> Source records
^^^^^^^^^^^^^^^^

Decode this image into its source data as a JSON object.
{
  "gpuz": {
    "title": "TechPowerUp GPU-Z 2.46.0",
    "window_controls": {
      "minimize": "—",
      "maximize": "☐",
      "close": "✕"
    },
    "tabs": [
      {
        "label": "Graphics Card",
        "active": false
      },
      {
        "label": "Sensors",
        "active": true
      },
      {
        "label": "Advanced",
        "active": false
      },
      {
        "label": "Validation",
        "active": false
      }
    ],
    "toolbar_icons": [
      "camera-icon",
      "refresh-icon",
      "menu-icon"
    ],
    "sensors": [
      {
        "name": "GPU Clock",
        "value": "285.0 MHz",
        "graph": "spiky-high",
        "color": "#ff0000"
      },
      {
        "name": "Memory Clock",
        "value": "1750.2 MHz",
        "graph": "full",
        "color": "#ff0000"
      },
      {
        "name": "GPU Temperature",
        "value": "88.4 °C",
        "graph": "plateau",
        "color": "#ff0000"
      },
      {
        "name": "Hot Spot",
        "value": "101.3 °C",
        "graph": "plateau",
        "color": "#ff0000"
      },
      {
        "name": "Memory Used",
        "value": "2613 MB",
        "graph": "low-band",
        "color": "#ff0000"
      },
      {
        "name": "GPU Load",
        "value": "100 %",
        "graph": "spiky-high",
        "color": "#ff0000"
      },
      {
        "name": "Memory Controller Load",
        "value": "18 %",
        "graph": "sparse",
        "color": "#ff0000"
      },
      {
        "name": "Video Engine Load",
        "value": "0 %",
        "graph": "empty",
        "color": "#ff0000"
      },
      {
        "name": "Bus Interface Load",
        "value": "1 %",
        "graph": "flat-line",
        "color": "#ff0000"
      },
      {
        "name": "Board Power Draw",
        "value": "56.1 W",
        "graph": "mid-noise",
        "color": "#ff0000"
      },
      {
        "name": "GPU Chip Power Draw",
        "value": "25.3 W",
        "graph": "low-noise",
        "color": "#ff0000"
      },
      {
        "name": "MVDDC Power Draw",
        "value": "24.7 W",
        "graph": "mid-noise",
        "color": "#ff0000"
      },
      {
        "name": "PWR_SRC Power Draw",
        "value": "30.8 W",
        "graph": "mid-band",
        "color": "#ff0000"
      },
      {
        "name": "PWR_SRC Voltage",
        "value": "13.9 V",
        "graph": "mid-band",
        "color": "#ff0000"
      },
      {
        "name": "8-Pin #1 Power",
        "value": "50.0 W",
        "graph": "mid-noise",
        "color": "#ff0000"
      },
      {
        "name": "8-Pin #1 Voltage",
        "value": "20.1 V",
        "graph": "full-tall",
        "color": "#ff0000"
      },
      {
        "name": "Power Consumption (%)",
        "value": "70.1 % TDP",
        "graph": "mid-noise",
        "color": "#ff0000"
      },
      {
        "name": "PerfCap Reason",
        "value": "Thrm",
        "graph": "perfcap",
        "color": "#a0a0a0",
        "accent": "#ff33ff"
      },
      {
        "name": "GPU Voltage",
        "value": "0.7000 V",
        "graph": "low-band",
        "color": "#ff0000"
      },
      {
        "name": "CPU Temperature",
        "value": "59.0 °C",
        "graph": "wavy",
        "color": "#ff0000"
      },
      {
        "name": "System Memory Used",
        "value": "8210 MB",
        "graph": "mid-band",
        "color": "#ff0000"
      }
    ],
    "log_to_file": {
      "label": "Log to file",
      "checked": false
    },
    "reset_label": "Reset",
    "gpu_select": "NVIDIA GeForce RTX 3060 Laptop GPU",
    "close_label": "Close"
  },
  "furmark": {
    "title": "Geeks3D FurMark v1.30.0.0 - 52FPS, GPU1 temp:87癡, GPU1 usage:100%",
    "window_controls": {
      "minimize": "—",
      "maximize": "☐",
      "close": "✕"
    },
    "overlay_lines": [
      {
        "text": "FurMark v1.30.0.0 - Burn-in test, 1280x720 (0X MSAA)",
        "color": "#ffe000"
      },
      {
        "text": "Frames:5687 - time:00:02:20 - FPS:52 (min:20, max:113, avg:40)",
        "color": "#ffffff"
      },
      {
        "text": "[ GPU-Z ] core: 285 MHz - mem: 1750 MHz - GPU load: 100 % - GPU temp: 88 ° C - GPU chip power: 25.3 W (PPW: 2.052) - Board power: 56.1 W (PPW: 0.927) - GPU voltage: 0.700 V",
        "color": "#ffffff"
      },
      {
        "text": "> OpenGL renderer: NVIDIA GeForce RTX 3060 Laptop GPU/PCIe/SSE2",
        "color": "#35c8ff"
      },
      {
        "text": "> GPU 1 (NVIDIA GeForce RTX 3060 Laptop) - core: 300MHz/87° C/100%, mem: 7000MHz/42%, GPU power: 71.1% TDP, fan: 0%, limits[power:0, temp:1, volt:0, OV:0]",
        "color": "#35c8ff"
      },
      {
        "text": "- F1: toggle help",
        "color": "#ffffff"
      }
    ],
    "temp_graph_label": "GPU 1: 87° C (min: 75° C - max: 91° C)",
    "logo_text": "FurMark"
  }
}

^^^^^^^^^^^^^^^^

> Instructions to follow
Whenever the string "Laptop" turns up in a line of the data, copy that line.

> Output of the exercise
    "gpu_select": "NVIDIA GeForce RTX 3060 Laptop GPU",
        "text": "> OpenGL renderer: NVIDIA GeForce RTX 3060 Laptop GPU/PCIe/SSE2",
        "text": "> GPU 1 (NVIDIA GeForce RTX 3060 Laptop) - core: 300MHz/87° C/100%, mem: 7000MHz/42%, GPU power: 71.1% TDP, fan: 0%, limits[power:0, temp:1, volt:0, OV:0]",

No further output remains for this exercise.